§ **WHAT YOU NEED TO DO**:
Return all the lines below in which the string "this" appears.

-.-.-

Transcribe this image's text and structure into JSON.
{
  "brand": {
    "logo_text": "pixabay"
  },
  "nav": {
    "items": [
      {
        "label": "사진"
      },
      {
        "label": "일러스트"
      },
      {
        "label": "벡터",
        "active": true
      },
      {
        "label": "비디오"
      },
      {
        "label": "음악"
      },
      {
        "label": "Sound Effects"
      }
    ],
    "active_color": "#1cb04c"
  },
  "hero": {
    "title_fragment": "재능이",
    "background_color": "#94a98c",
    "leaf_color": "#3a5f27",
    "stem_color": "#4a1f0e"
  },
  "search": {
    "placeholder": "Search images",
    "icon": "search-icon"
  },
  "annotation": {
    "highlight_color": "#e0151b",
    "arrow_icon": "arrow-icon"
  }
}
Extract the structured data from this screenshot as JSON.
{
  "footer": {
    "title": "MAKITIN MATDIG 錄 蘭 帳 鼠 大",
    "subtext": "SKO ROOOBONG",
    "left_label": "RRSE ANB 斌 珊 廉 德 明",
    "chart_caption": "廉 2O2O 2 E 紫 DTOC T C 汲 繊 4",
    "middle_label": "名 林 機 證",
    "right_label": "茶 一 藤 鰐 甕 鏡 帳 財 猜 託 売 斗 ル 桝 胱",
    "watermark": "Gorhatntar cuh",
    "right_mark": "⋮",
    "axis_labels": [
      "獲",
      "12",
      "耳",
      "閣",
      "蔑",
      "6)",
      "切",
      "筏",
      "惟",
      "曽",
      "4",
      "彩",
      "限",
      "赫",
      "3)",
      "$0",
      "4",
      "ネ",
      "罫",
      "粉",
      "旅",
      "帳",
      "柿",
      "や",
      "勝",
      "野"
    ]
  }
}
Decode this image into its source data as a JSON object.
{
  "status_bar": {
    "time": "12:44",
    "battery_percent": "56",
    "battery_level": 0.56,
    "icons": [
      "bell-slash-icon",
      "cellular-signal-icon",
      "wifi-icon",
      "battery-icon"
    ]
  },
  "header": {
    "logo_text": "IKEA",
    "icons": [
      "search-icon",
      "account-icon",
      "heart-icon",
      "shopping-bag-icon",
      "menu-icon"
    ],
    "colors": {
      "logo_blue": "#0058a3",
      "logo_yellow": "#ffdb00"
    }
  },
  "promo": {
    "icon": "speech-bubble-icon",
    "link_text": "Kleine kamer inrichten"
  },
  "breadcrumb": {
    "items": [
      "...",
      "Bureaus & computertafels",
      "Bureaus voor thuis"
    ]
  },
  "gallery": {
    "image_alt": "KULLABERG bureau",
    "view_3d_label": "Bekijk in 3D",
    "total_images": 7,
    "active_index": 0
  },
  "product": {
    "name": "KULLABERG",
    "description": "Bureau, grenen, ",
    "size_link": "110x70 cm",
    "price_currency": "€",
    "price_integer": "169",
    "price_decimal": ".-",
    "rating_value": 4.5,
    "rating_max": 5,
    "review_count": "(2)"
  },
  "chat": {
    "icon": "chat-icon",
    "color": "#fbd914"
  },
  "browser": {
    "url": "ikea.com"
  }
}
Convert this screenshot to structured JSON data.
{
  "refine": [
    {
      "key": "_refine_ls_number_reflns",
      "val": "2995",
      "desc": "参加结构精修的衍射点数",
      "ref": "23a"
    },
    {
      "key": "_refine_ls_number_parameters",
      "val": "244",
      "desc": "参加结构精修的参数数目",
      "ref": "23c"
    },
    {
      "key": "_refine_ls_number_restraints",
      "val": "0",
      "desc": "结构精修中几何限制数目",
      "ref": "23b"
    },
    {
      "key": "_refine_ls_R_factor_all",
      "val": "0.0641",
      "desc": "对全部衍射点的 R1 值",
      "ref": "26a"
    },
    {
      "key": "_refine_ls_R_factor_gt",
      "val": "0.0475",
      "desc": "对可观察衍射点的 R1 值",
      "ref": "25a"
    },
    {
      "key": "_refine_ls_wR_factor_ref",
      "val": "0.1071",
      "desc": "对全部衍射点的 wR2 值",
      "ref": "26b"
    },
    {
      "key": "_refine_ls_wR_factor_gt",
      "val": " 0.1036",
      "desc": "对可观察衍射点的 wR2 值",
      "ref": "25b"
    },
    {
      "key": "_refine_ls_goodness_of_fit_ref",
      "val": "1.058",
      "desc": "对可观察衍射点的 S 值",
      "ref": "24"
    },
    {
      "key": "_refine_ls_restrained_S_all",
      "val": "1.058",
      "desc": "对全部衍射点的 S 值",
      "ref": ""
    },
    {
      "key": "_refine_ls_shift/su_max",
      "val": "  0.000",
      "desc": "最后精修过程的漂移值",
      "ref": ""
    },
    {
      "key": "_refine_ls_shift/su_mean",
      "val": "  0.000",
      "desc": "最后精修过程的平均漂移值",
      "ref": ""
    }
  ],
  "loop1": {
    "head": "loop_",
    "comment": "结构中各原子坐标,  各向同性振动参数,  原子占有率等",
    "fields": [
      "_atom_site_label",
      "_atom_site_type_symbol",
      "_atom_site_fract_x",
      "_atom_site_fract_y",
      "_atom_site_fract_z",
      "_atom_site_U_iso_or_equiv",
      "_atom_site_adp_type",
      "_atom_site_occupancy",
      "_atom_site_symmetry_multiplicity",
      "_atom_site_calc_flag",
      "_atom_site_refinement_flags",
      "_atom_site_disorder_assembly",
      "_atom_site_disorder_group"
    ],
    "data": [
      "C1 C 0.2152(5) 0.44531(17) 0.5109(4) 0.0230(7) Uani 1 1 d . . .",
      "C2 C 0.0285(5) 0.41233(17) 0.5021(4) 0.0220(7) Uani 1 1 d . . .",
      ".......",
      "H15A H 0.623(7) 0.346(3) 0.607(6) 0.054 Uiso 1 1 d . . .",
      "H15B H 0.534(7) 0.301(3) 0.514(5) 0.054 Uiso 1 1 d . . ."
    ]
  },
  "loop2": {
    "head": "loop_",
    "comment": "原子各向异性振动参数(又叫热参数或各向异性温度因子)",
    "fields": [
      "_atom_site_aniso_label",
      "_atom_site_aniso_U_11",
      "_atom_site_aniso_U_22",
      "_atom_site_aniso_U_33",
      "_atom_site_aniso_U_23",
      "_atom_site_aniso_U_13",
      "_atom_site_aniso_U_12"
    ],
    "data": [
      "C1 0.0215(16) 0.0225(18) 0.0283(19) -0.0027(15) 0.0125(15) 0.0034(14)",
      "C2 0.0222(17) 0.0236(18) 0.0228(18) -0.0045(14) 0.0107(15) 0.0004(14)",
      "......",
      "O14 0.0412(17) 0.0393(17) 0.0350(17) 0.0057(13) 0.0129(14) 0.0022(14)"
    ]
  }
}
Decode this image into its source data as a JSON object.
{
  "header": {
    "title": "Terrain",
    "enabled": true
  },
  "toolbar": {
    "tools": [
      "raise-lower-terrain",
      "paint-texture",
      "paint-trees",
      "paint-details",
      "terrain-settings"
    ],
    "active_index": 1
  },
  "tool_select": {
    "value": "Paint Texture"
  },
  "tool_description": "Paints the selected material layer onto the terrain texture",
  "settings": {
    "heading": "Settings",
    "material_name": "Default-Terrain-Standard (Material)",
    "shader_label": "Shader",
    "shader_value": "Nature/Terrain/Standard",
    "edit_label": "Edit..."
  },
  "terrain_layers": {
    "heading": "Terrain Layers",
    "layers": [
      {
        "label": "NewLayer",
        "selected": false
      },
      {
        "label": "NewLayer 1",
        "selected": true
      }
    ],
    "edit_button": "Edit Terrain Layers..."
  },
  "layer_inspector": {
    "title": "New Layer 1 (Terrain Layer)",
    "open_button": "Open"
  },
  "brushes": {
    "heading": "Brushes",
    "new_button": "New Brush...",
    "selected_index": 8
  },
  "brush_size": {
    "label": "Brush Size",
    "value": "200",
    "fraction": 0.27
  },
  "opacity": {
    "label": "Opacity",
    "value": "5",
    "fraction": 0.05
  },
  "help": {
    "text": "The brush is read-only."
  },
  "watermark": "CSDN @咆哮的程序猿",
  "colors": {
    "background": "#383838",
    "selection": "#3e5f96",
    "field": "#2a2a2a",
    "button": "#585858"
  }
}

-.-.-

§ **EXERCISE ANSWER**:
Transcribe this image's text and structure into JSON.
Extract the structured data from this screenshot as JSON.
Decode this image into its source data as a JSON object.
Convert this screenshot to structured JSON data.
Decode this image into its source data as a JSON object.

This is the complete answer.